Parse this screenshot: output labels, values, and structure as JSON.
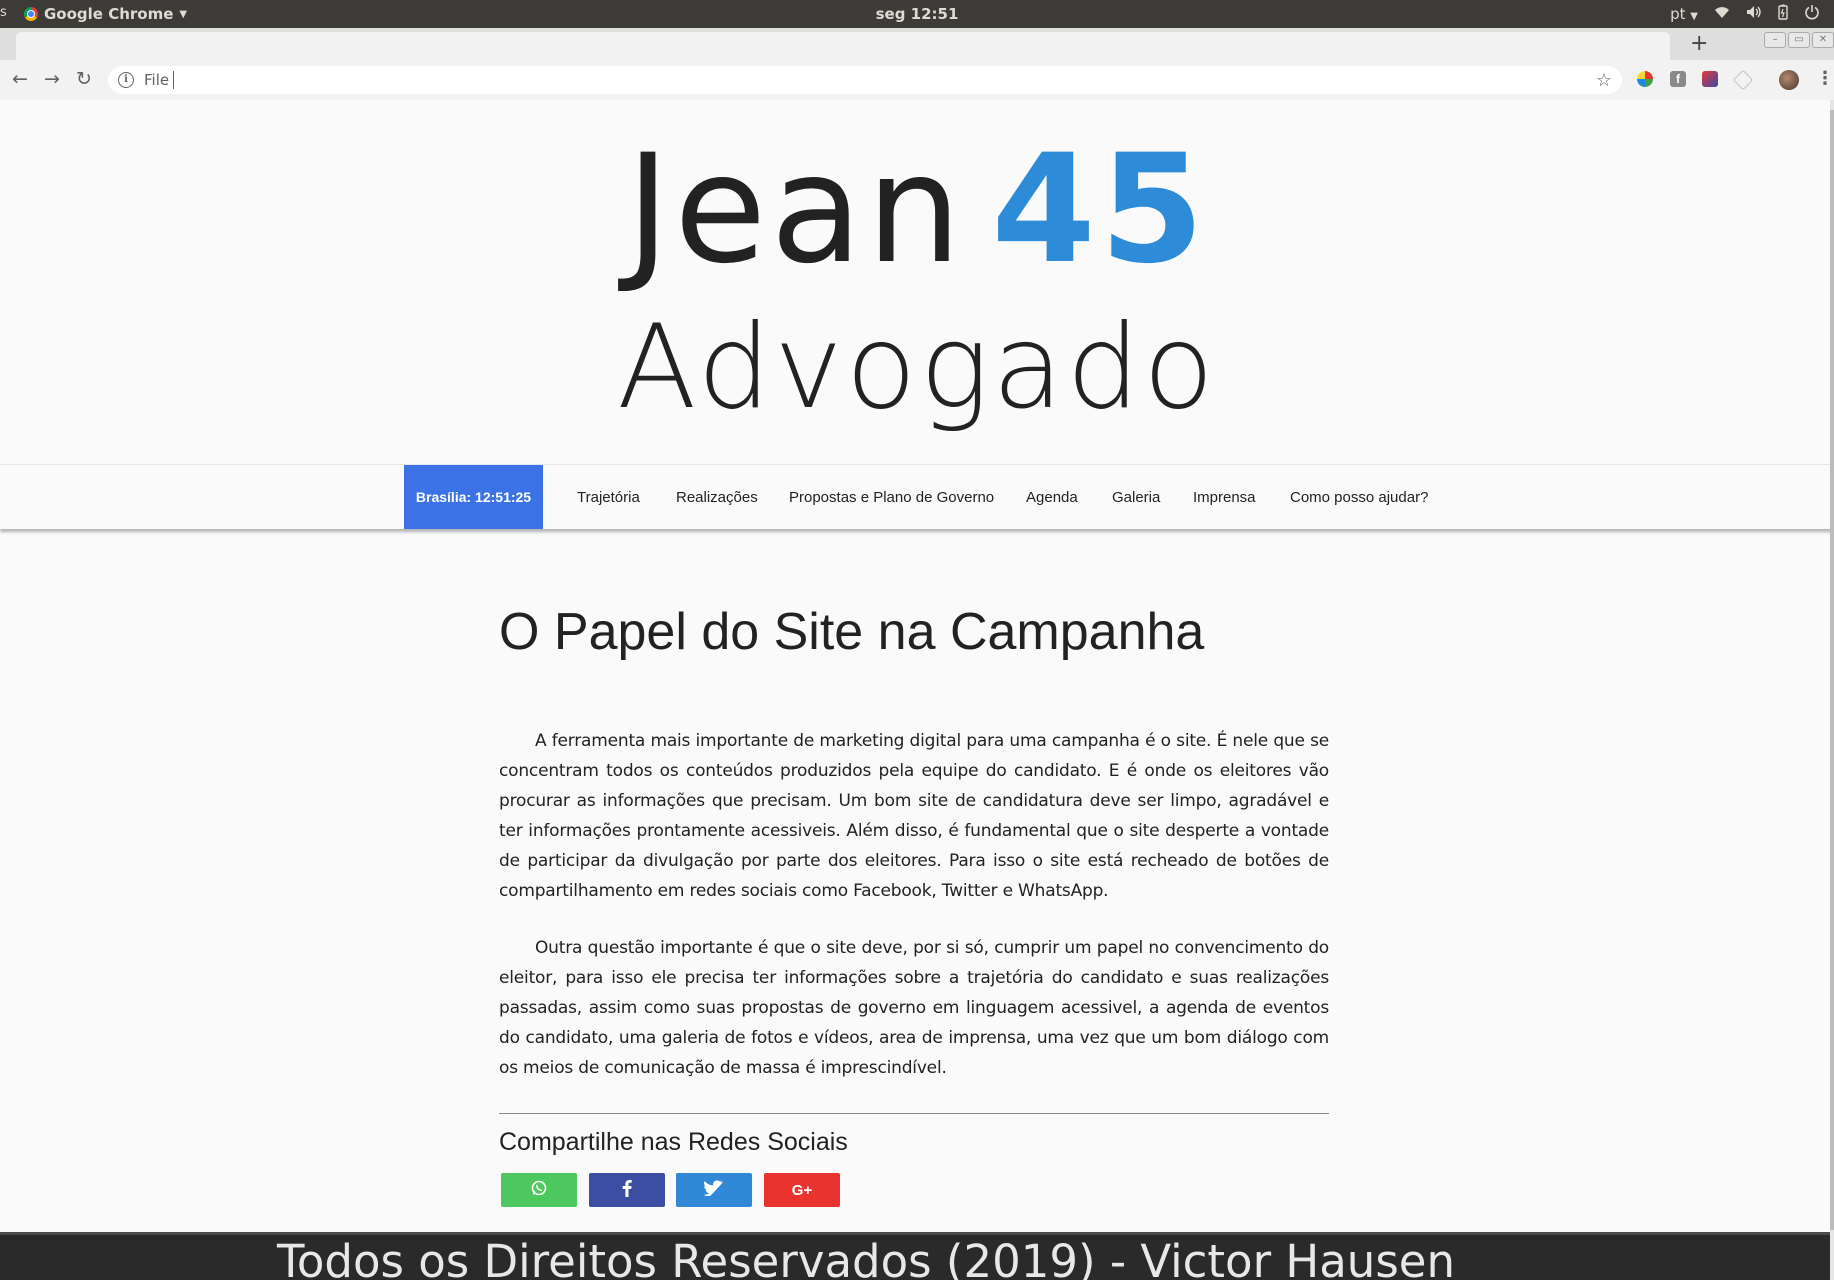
{
  "os_panel": {
    "app_name": "Google Chrome",
    "clock": "seg 12:51",
    "keyboard_layout": "pt",
    "icons": [
      "wifi-icon",
      "volume-icon",
      "battery-icon",
      "power-icon"
    ]
  },
  "browser": {
    "new_tab_label": "+",
    "url_scheme_label": "File",
    "url": "",
    "extension_icons": [
      "colorful-extension-icon",
      "facebook-extension-icon",
      "red-extension-icon",
      "gray-extension-icon"
    ]
  },
  "hero": {
    "name": "Jean",
    "number": "45",
    "profession": "Advogado",
    "accent_color": "#2e8bd8"
  },
  "nav": {
    "clock_label": "Brasília: 12:51:25",
    "clock_bg": "#3d72e6",
    "items": [
      "Trajetória",
      "Realizações",
      "Propostas e Plano de Governo",
      "Agenda",
      "Galeria",
      "Imprensa",
      "Como posso ajudar?"
    ]
  },
  "article": {
    "title": "O Papel do Site na Campanha",
    "paragraphs": [
      "A ferramenta mais importante de marketing digital para uma campanha é o site. É nele que se concentram todos os conteúdos produzidos pela equipe do candidato. E é onde os eleitores vão procurar as informações que precisam. Um bom site de candidatura deve ser limpo, agradável e ter informações prontamente acessiveis. Além disso, é fundamental que o site desperte a vontade de participar da divulgação por parte dos eleitores. Para isso o site está recheado de botões de compartilhamento em redes sociais como Facebook, Twitter e WhatsApp.",
      "Outra questão importante é que o site deve, por si só, cumprir um papel no convencimento do eleitor, para isso ele precisa ter informações sobre a trajetória do candidato e suas realizações passadas, assim como suas propostas de governo em linguagem acessivel, a agenda de eventos do candidato, uma galeria de fotos e vídeos, area de imprensa, uma vez que um bom diálogo com os meios de comunicação de massa é imprescindível."
    ]
  },
  "share": {
    "title": "Compartilhe nas Redes Sociais",
    "buttons": [
      {
        "icon": "whatsapp-icon",
        "color": "#4cc85f"
      },
      {
        "icon": "facebook-icon",
        "color": "#3b4ea3"
      },
      {
        "icon": "twitter-icon",
        "color": "#3088d6"
      },
      {
        "icon": "google-plus-icon",
        "glyph": "G+",
        "color": "#e8332f"
      }
    ]
  },
  "footer": {
    "text": "Todos os Direitos Reservados (2019) - Victor Hausen"
  }
}
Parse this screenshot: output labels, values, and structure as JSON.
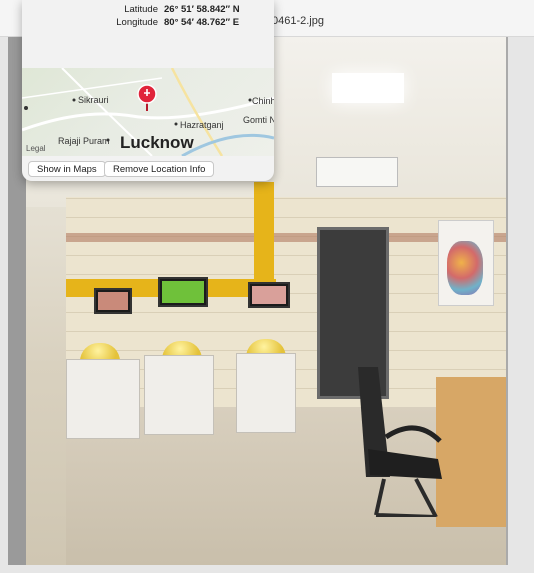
{
  "window": {
    "title_fragment": "0461-2.jpg"
  },
  "location": {
    "latitude_label": "Latitude",
    "latitude_value": "26° 51′ 58.842″ N",
    "longitude_label": "Longitude",
    "longitude_value": "80° 54′ 48.762″ E"
  },
  "map": {
    "city": "Lucknow",
    "places": [
      "Sikrauri",
      "Chinh",
      "Hazratganj",
      "Gomti N",
      "Rajaji Puram"
    ],
    "legal": "Legal",
    "pin_color": "#e0243a"
  },
  "buttons": {
    "show_in_maps": "Show in Maps",
    "remove_location": "Remove Location Info"
  }
}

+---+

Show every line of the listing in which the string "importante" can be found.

      "A ferramenta mais importante de marketing digital para uma campanha é o site. É nele que se concentram todos os conteúdos produzidos pela equipe do candidato. E é onde os eleitores vão procurar as informações que precisam. Um bom site de candidatura deve ser limpo, agradável e ter informações prontamente acessiveis. Além disso, é fundamental que o site desperte a vontade de participar da divulgação por parte dos eleitores. Para isso o site está recheado de botões de compartilhamento em redes sociais como Facebook, Twitter e WhatsApp.",
      "Outra questão importante é que o site deve, por si só, cumprir um papel no convencimento do eleitor, para isso ele precisa ter informações sobre a trajetória do candidato e suas realizações passadas, assim como suas propostas de governo em linguagem acessivel, a agenda de eventos do candidato, uma galeria de fotos e vídeos, area de imprensa, uma vez que um bom diálogo com os meios de comunicação de massa é imprescindível."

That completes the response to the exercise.